No longer a sleeping giant shrouded in secrecy, China is a global economic force and will be hosting the 2008 Summer Games in Beijing in August.
For baseball to be part of that change in China's relationship specifically with the U.S. is something representatives from both clubs embrace. When the NL West meets the Far East this week, the feeling of interest and newfound understanding will be mutual."I think it's such an exciting time knowing that the Olympics will be here in August -- baseball obviously will be a part of those Olympics -- and for the young people of China to witness this, starting with our two games," Torre said when he visited Beijing in January to help announce the series. Said Padres vice president Dave Winfield at that same press conference, addressing the Chinese people with his statement: "We're very pleased to be the first Major League Baseball teams to play in China, and hopefully we can help you develop a love for the game as we love it in the United States." Of course, that's the point of it all. This is a chance for baseball to spread its wings even further as the internationalization of the game continues to grow. Including this year's season-opening series between the Red Sox and A's in Tokyo later in March, baseball has extended its outreach to countries around the globe.
|March 13||Padres visit Great Wall of China|
|March 14||Padres hold youth clinic at Fengtai School|
Teams work out at Wukesong Stadium
Dodgers visit Great Wall of China
|March 15||Dodgers vs. Padres, 1:07 a.m. ET|
|March 16||Padres vs. Dodgers, 1:07 a.m. ET|
Clubs fly back to U.S. after game
|Beijing is 12 hours ahead of ET.|
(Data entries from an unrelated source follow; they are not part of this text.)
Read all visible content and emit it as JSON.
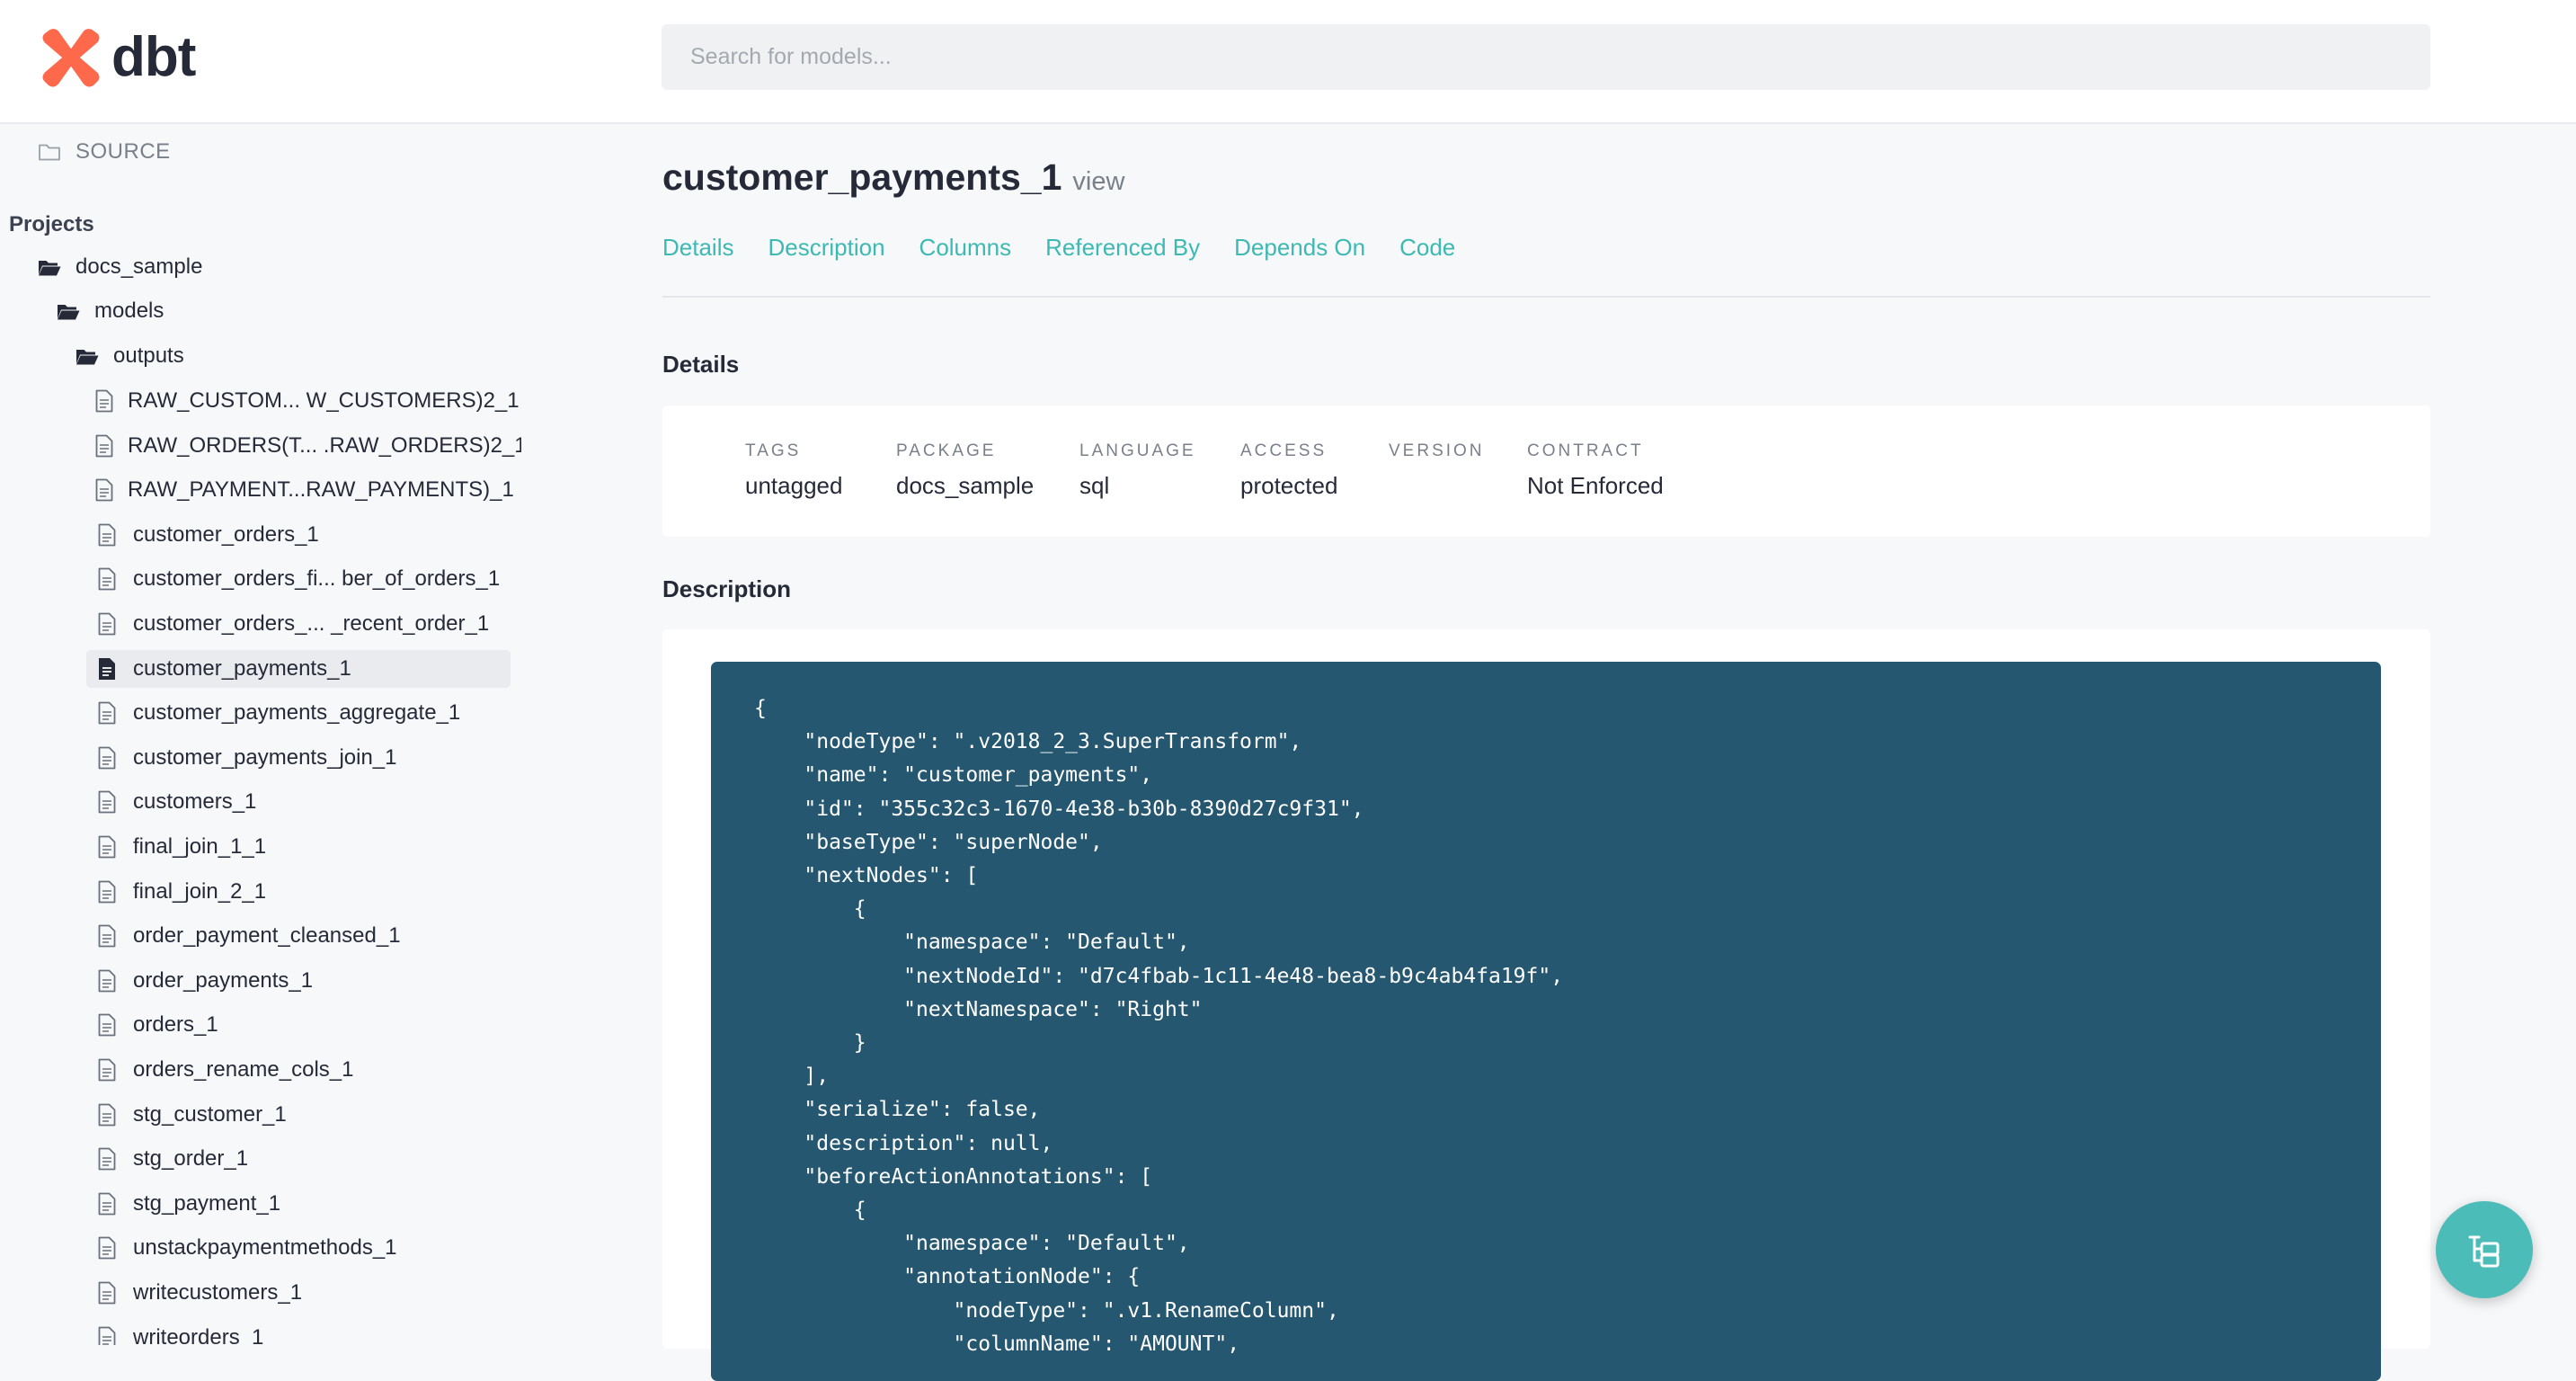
{
  "app": {
    "logo_text": "dbt",
    "brand_color": "#ff694b",
    "accent_color": "#3db9b4"
  },
  "search": {
    "placeholder": "Search for models..."
  },
  "sidebar": {
    "source_label": "SOURCE",
    "projects_heading": "Projects",
    "project_name": "docs_sample",
    "models_folder": "models",
    "outputs_folder": "outputs",
    "files": [
      "RAW_CUSTOM... W_CUSTOMERS)2_1",
      "RAW_ORDERS(T... .RAW_ORDERS)2_1",
      "RAW_PAYMENT...RAW_PAYMENTS)_1",
      "customer_orders_1",
      "customer_orders_fi... ber_of_orders_1",
      "customer_orders_...  _recent_order_1",
      "customer_payments_1",
      "customer_payments_aggregate_1",
      "customer_payments_join_1",
      "customers_1",
      "final_join_1_1",
      "final_join_2_1",
      "order_payment_cleansed_1",
      "order_payments_1",
      "orders_1",
      "orders_rename_cols_1",
      "stg_customer_1",
      "stg_order_1",
      "stg_payment_1",
      "unstackpaymentmethods_1",
      "writecustomers_1",
      "writeorders_1"
    ],
    "active_file": "customer_payments_1"
  },
  "main": {
    "title": "customer_payments_1",
    "kind": "view",
    "tabs": [
      "Details",
      "Description",
      "Columns",
      "Referenced By",
      "Depends On",
      "Code"
    ],
    "details_heading": "Details",
    "details": [
      {
        "key": "TAGS",
        "value": "untagged"
      },
      {
        "key": "PACKAGE",
        "value": "docs_sample"
      },
      {
        "key": "LANGUAGE",
        "value": "sql"
      },
      {
        "key": "ACCESS",
        "value": "protected"
      },
      {
        "key": "VERSION",
        "value": ""
      },
      {
        "key": "CONTRACT",
        "value": "Not Enforced"
      }
    ],
    "description_heading": "Description",
    "description_code": "{\n    \"nodeType\": \".v2018_2_3.SuperTransform\",\n    \"name\": \"customer_payments\",\n    \"id\": \"355c32c3-1670-4e38-b30b-8390d27c9f31\",\n    \"baseType\": \"superNode\",\n    \"nextNodes\": [\n        {\n            \"namespace\": \"Default\",\n            \"nextNodeId\": \"d7c4fbab-1c11-4e48-bea8-b9c4ab4fa19f\",\n            \"nextNamespace\": \"Right\"\n        }\n    ],\n    \"serialize\": false,\n    \"description\": null,\n    \"beforeActionAnnotations\": [\n        {\n            \"namespace\": \"Default\",\n            \"annotationNode\": {\n                \"nodeType\": \".v1.RenameColumn\",\n                \"columnName\": \"AMOUNT\","
  },
  "icons": {
    "source": "folder-outline-icon",
    "folder": "folder-open-icon",
    "file": "file-text-icon",
    "fab": "lineage-tree-icon"
  }
}
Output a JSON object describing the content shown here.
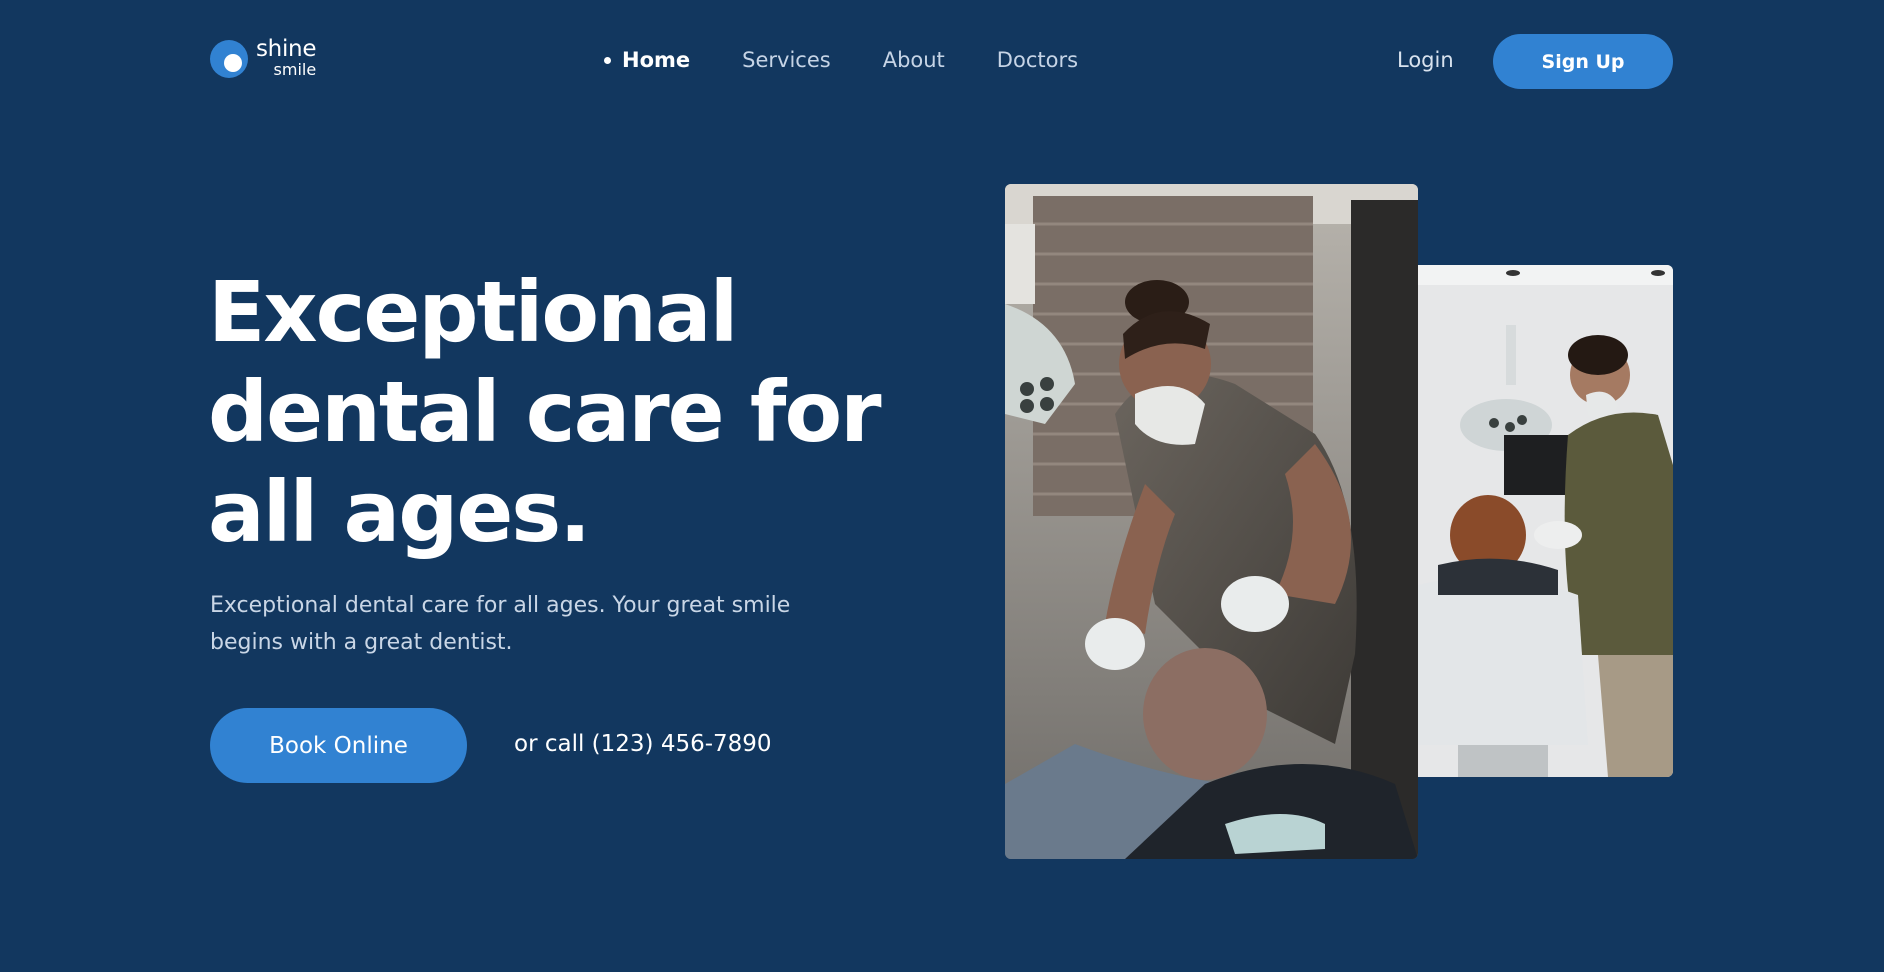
{
  "brand": {
    "word1": "shine",
    "word2": "smile",
    "accent": "#3182d2",
    "background": "#12375f"
  },
  "nav": {
    "items": [
      {
        "label": "Home",
        "active": true
      },
      {
        "label": "Services",
        "active": false
      },
      {
        "label": "About",
        "active": false
      },
      {
        "label": "Doctors",
        "active": false
      }
    ]
  },
  "auth": {
    "login_label": "Login",
    "signup_label": "Sign Up"
  },
  "hero": {
    "headline": "Exceptional dental care for all ages.",
    "subtext": "Exceptional dental care for all ages. Your great smile begins with a great dentist.",
    "book_label": "Book Online",
    "call_text": "or call (123) 456-7890"
  },
  "images": {
    "main": "dentist-with-patient-photo",
    "side": "dentist-treating-patient-photo"
  }
}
Signing on the dotted line
|Since 2001, five Chinese players have signed contracts with Major League teams.|
|Liu Kai||Left-handed Pitcher||Yankees|
|Chao Wang||Right-handed Pitcher||Mariners|
Clearly, the players, coaches and executives are taking a business trip. They're ambassadors. The Padres have been active in the internationalization of baseball for years, notably with the first regular-season series outside the U.S. or Canada, a three-game meeting with the Mets in Monterrey, Mexico, in 1996. "I think what we've tried to do over the last several years is give the Padres a little higher visibility, not only in baseball but throughout the United States and overseas," Padres CEO Sandy Alderson said. "In order to do that, we've tried to play better baseball, put a good product on the field, but we've explored bringing events to San Diego, the World Baseball Classic and even non-baseball events like the rugby tournament we had. "We want to promote the Padres as an organization and as a brand if you will and anything we can do is of a historic nature adds to that and helps us grow our history. It's easy for the Yankees and Red Sox who already have name recognition and the connotation of excellence and success. For us, we need to keep working at it. This is one of those events that could contribute to our reputation." For the Dodgers, it's another step in what has been a long-standing tradition of reaching out beyond borders. "If China puts its mind to it and decides to embrace professional baseball, we know it will be a success," Dodgers owner Frank McCourt said. "To be part of that and to build a bridge from America to China, I think is very consistent with the history of this ballclub. It's done the same in Japan, in Taiwan, in Latin America. "Part of what makes the Dodgers a worldwide brand is this organization has always embraced bringing baseball all over the world because of the love of the game. It's a very proud part of our heritage and something that is incumbent upon us to continue." Indeed, that's at the heart of the trip from Major League Baseball's perspective as well, according to Selig, for whom the internationalization is a large part of his legacy. "We have to go everywhere. And we will; we will," he said. By going to China this week, MLB is taking to a new level a mission that has been in the works for years. MLB signed a development agreement with the Chinese Baseball Association in November 2003, opening the door to signing players from China; former players Jim Lefebvre and Bruce Hurst have acted as manager and coach, respectively, of the Chinese National Team; and MLB has begun numerous youth and community efforts in China, with support coming from Hall of Famer Cal Ripken, among others. MLB has planted its flag, as it were, with an office in Beijing, and this week's trip is a grand way to wave it. When Major League Baseball officially introduces itself to China this week, face to face and with the crack of the bat filling the air of Wukesong Stadium, the sport will be going where really no American sport has gone before, at least not to this degree. "It's quite an experience, to say the least," Selig said. "I'm thrilled with it. So this is great. This is history in the making. Someday I'll look back on all this and say, 'It was great to go for the first time.' "
John Schlegel is executive editor for the West Divisions for MLB.com. MLB.com reporters Barry Bloom, Corey Brock and Ken Gurnick contributed to this report. This story was not subject to the approval of Major League Baseball or its clubs.